Michael A. Olivas delivered the Marla Dickerson Distinguished Lecture on Public Interest on Apr. 16 at the Northern Illinois University College of Law on "Lessons Learned about the Legalization Debate, or Why Comprehensive Immigration Reform is in the Public Interest." On Apr. 20, he delivered the Keynote Address at the daylong symposium "Immigration and the Immigrant Experience: Houston and Beyond," hosted by the UH College of Liberal Arts and Social Sciences (CLASS). On May 3, Prof. Olivas conducted a luncheon presentation for legal staff at Wells Fargo banks on the 1954 Hernandez v. Texas case. He also conducted a number of briefings with education print and radio reporters on the SCOTUS grant of cert in Fisher v. University of Texas.

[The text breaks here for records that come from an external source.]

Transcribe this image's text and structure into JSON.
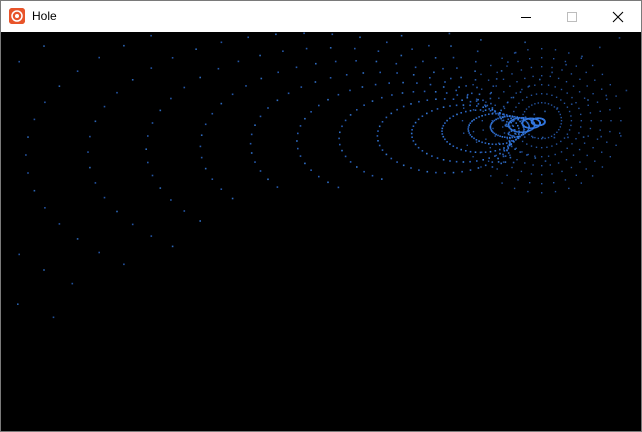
{
  "window": {
    "title": "Hole",
    "controls": {
      "minimize": "minimize",
      "maximize": "maximize",
      "close": "close"
    }
  },
  "scene": {
    "background_color": "#000000",
    "dot_color": "#2f6fd6",
    "dot_color_bright": "#3a86f0"
  },
  "colors": {
    "app_icon": "#e8542a",
    "titlebar": "#ffffff"
  }
}
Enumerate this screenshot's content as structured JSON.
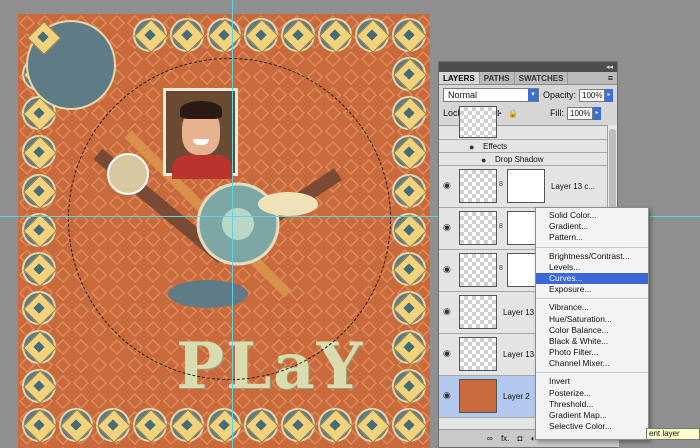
{
  "panel": {
    "tabs": [
      "LAYERS",
      "PATHS",
      "SWATCHES"
    ],
    "blend_mode": "Normal",
    "opacity_label": "Opacity:",
    "opacity_value": "100%",
    "lock_label": "Lock:",
    "fill_label": "Fill:",
    "fill_value": "100%",
    "effects_label": "Effects",
    "drop_shadow_label": "Drop Shadow",
    "layers": [
      {
        "name": "Layer 13 c...",
        "selected": false
      },
      {
        "name": "",
        "selected": false
      },
      {
        "name": "",
        "selected": false
      },
      {
        "name": "Layer 13",
        "selected": false
      },
      {
        "name": "Layer 13",
        "selected": false
      },
      {
        "name": "Layer 2",
        "selected": true
      }
    ],
    "footer_label": "fx."
  },
  "canvas": {
    "word": "PLaY"
  },
  "adjustment_menu": {
    "groups": [
      [
        "Solid Color...",
        "Gradient...",
        "Pattern..."
      ],
      [
        "Brightness/Contrast...",
        "Levels...",
        "Curves...",
        "Exposure..."
      ],
      [
        "Vibrance...",
        "Hue/Saturation...",
        "Color Balance...",
        "Black & White...",
        "Photo Filter...",
        "Channel Mixer..."
      ],
      [
        "Invert",
        "Posterize...",
        "Threshold...",
        "Gradient Map...",
        "Selective Color..."
      ]
    ],
    "highlighted": "Curves..."
  },
  "tooltip": "ent layer",
  "colors": {
    "canvas_bg": "#c96a3c",
    "highlight": "#3c67d6",
    "guide": "#5fd3e6",
    "selected_layer": "#b3c8ee"
  }
}
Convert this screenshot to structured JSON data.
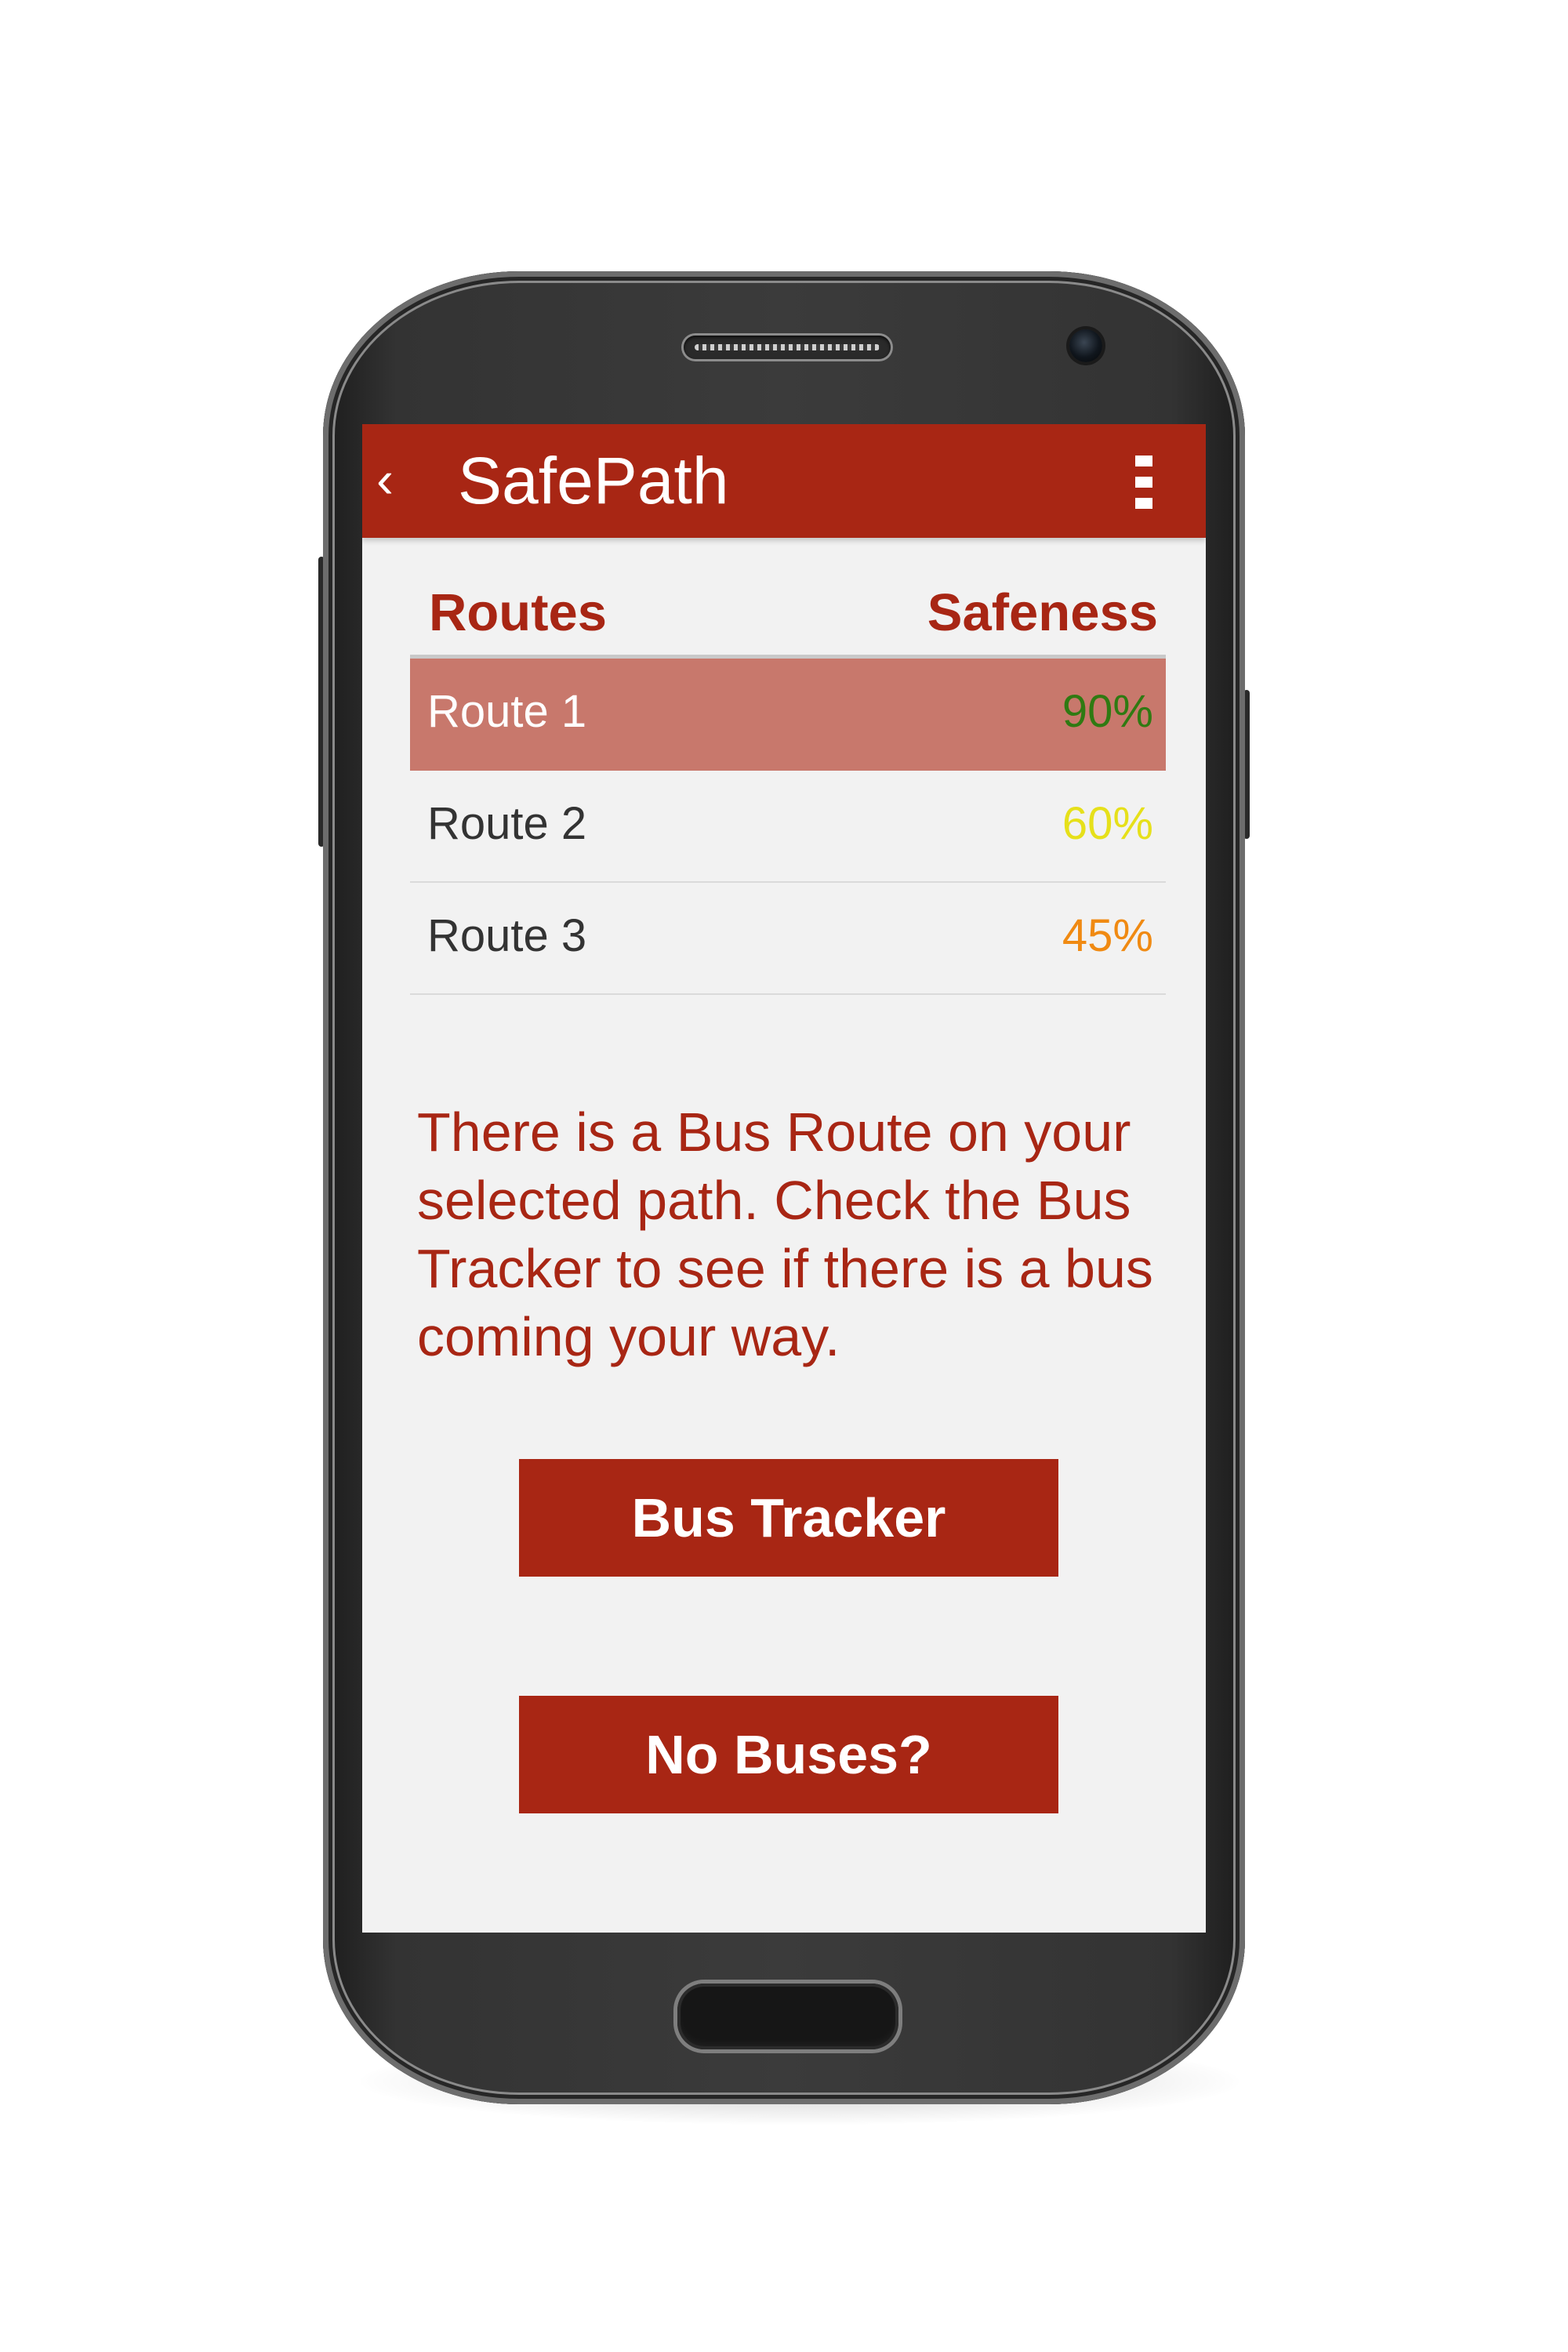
{
  "app": {
    "title": "SafePath",
    "back_icon": "chevron-left-icon",
    "back_glyph": "‹",
    "overflow_icon": "more-vert-icon"
  },
  "table": {
    "headers": {
      "routes": "Routes",
      "safeness": "Safeness"
    },
    "rows": [
      {
        "name": "Route 1",
        "safeness": "90%",
        "color": "#2f7a12",
        "selected": true
      },
      {
        "name": "Route 2",
        "safeness": "60%",
        "color": "#e6e01a",
        "selected": false
      },
      {
        "name": "Route 3",
        "safeness": "45%",
        "color": "#f08a12",
        "selected": false
      }
    ]
  },
  "message": "There is a Bus Route on your selected path. Check the Bus Tracker to see if there is a bus coming your way.",
  "buttons": {
    "bus_tracker": "Bus Tracker",
    "no_buses": "No Buses?"
  },
  "colors": {
    "brand": "#a82614",
    "selected_row": "#c8786c",
    "screen_background": "#f2f2f2"
  }
}
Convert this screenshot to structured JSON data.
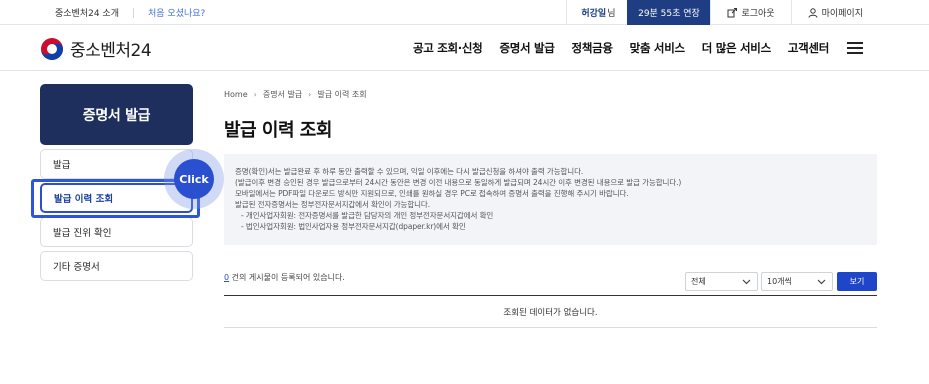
{
  "topbar": {
    "about": "중소벤처24 소개",
    "first_visit": "처음 오셨나요?",
    "user_name": "허강일",
    "user_suffix": "님",
    "timer": "29분 55초 연장",
    "logout": "로그아웃",
    "mypage": "마이페이지"
  },
  "header": {
    "logo_text": "중소벤처24",
    "nav": [
      "공고 조회·신청",
      "증명서 발급",
      "정책금융",
      "맞춤 서비스",
      "더 많은 서비스",
      "고객센터"
    ]
  },
  "sidebar": {
    "title": "증명서 발급",
    "items": [
      "발급",
      "발급 이력 조회",
      "발급 진위 확인",
      "기타 증명서"
    ],
    "active_index": 1
  },
  "overlay": {
    "click_label": "Click"
  },
  "breadcrumb": [
    "Home",
    "증명서 발급",
    "발급 이력 조회"
  ],
  "page_title": "발급 이력 조회",
  "notice": [
    "증명(확인)서는 발급완료 후 하루 동안 출력할 수 있으며, 익일 이후에는 다시 발급신청을 하셔야 출력 가능합니다.",
    "(발급이후 변경 승인된 경우 발급으로부터 24시간 동안은 변경 이전 내용으로 동일하게 발급되며 24시간 이후 변경된 내용으로 발급 가능합니다.)",
    "모바일에서는 PDF파일 다운로드 방식만 지원되므로, 인쇄를 원하실 경우 PC로 접속하여 증명서 출력을 진행해 주시기 바랍니다.",
    "발급된 전자증명서는 정부전자문서지갑에서 확인이 가능합니다.",
    "- 개인사업자회원: 전자증명서를 발급한 담당자의 개인 정부전자문서지갑에서 확인",
    "- 법인사업자회원: 법인사업자용 정부전자문서지갑(dpaper.kr)에서 확인"
  ],
  "list": {
    "count": "0",
    "count_suffix": "건의 게시물이 등록되어 있습니다.",
    "filter_value": "전체",
    "page_size_value": "10개씩",
    "view_button": "보기",
    "empty_message": "조회된 데이터가 없습니다."
  },
  "colors": {
    "brand_navy": "#1e2f5e",
    "accent_blue": "#2a4fcf",
    "timer_bg": "#1f3d83"
  }
}
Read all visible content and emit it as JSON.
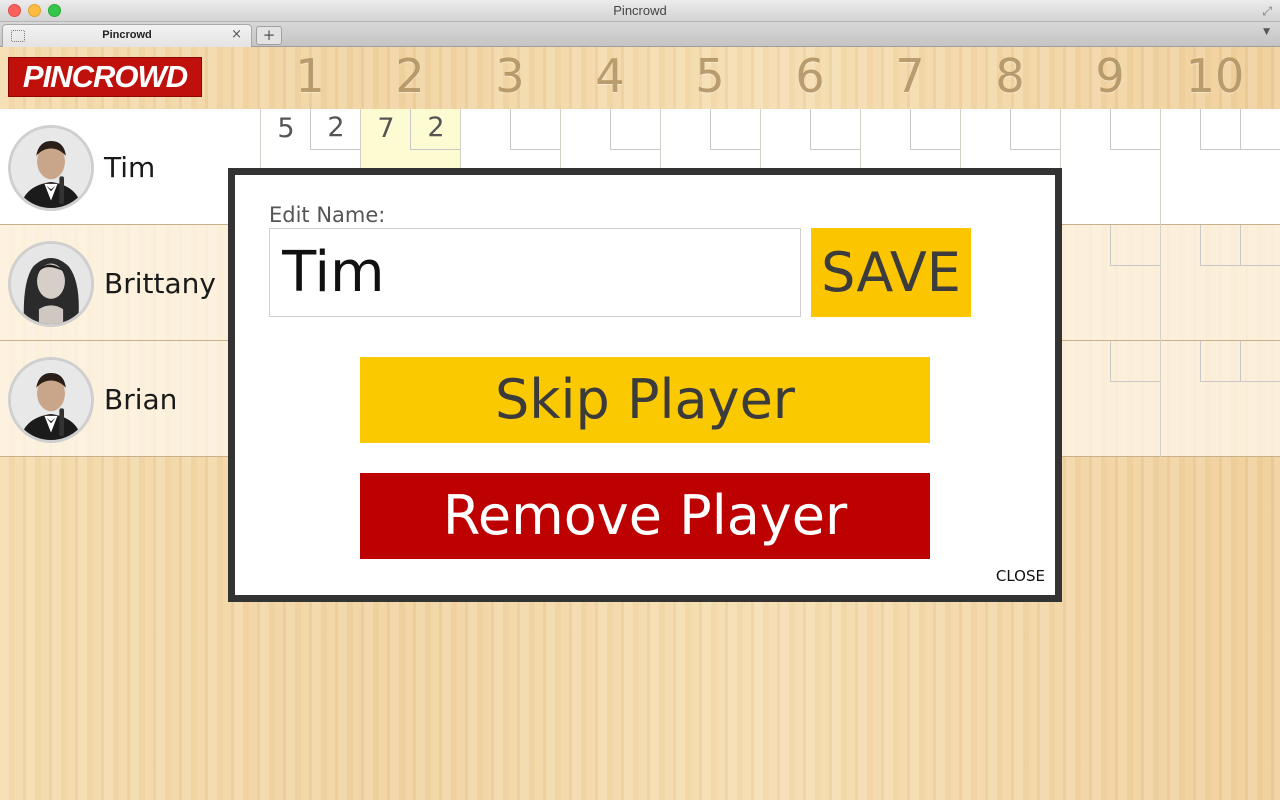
{
  "window": {
    "title": "Pincrowd",
    "tab_title": "Pincrowd",
    "tab_close": "×",
    "new_tab": "+",
    "tab_menu": "▼",
    "fullscreen": "⤢"
  },
  "header": {
    "logo": "PINCROWD",
    "frames": [
      "1",
      "2",
      "3",
      "4",
      "5",
      "6",
      "7",
      "8",
      "9",
      "10"
    ]
  },
  "players": [
    {
      "name": "Tim",
      "frames": [
        [
          "5",
          "2"
        ],
        [
          "7",
          "2"
        ]
      ],
      "current_frame": 2
    },
    {
      "name": "Brittany",
      "frames": []
    },
    {
      "name": "Brian",
      "frames": []
    }
  ],
  "modal": {
    "edit_label": "Edit Name:",
    "name_value": "Tim",
    "save_label": "SAVE",
    "skip_label": "Skip Player",
    "remove_label": "Remove Player",
    "close_label": "CLOSE"
  },
  "colors": {
    "logo_red": "#c0100c",
    "save_yellow": "#fbc500",
    "skip_yellow": "#fbc900",
    "remove_red": "#bd0000",
    "modal_border": "#333333",
    "current_frame_highlight": "#fdfbd2"
  }
}
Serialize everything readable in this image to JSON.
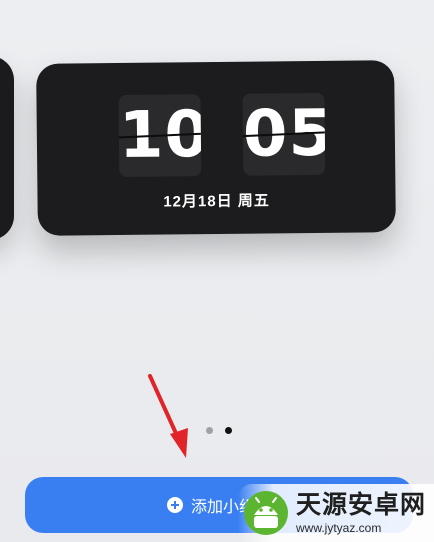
{
  "clock": {
    "hours": "10",
    "minutes": "05",
    "date": "12月18日 周五"
  },
  "pagination": {
    "total": 2,
    "active": 2
  },
  "add_button": {
    "label": "添加小组件"
  },
  "watermark": {
    "title": "天源安卓网",
    "url": "www.jytyaz.com"
  },
  "colors": {
    "button": "#3a7ff2",
    "widget": "#1c1c1e",
    "arrow": "#e0242a",
    "background": "#edeef0"
  }
}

Jordan Paust spoke on Human Rights and U.S. Incorporation at the Law Center of the University of Arkansas, Fayetteville, Apr. 26. His essay "Kiobel, Corporate Liability, and the Extraterritorial Reach of the ATS" will be published this summer at 53 Virginia Journal of International Law Digest (2012). His article "A Critical Appraisal of the Air and Missile Warfare Manual" has been published in 47 Texas International Law Journal 278-291 (2012).
Jessica L. Roberts presented her paper "Health Law as Disability Rights Law" at South Texas College of Law on Apr. 27 as part of the College's Faculty Enrichment Series.
Sandra Guerra Thompson completed final work on an article that will be published in volume 102 of the Journal of Criminal Law and Criminology of Northwestern Law School. It is entitled "Judicial Gatekeeping of Police-Generated Witness Testimony," which addresses the role of the police in generating eyewitness identification testimony, jailhouse informant testimony, and confessions. She also had a second article accepted for publication in volume 65 of the SMU Law Review entitled "Daubert Gatekeeping for Eyewitness Identifications." This piece explores the rules of evidence as applied to eyewitness identification testimony and proposes specific revisions to the rules. Prof. Thompson attended the American Law Institute meeting of Advisors to the Model Penal Code: Sentencing project, held in Philadelphia. She also took part in the planning of a policy reform agenda to be addressed with legislators in the next session of the Texas Legislature regarding the quality of pretrial detention law and practice. This is following up on a successful conference held on Mar. 30 in the State Capitol that she organized and which was co-sponsored by the Criminal Justice Section of the ABA and the Criminal Justice Institute of the UH Law Center. Students from Prof. Thompson's seminar attended the conference and provided research reports as part of the conference materials. On Apr. 17, Prof. Thompson was interviewed regarding the Roger Clemens retrial by KIAH (CW39-Houston) for both the 5 p.m. and 9 p.m. editions of "Newsfix". She also appeared on Channel 13 with Melanie Lawson on a talk show called "Crossroads" discussing the Trayvon Martin case on Apr. 22.
Bret Wells gave a presentation on the Codification of the Economic Substance Doctrine to the Exxon Tax Department as part of their Lunch & Learn program on Apr. 12.
On Apr. 28, the O'Quinn Law Library presented the CLE program "Essential Legal Information & Technology for Texas Lawyers" at the Law Center. Spencer Simons talked about Texas bill tracking, legislative history, and administrative agency research. Mon Yin Lung discussed free online resources for lawyers. Chris Dykes and Emily Lawson's presentation introduced attendees to special mobile device applications for lawyers. The free program, approved for three hours of CLE credit, was targeted at recent graduates and solo and small firm practitioners. The program was much appreciated by the twenty-eight attendees.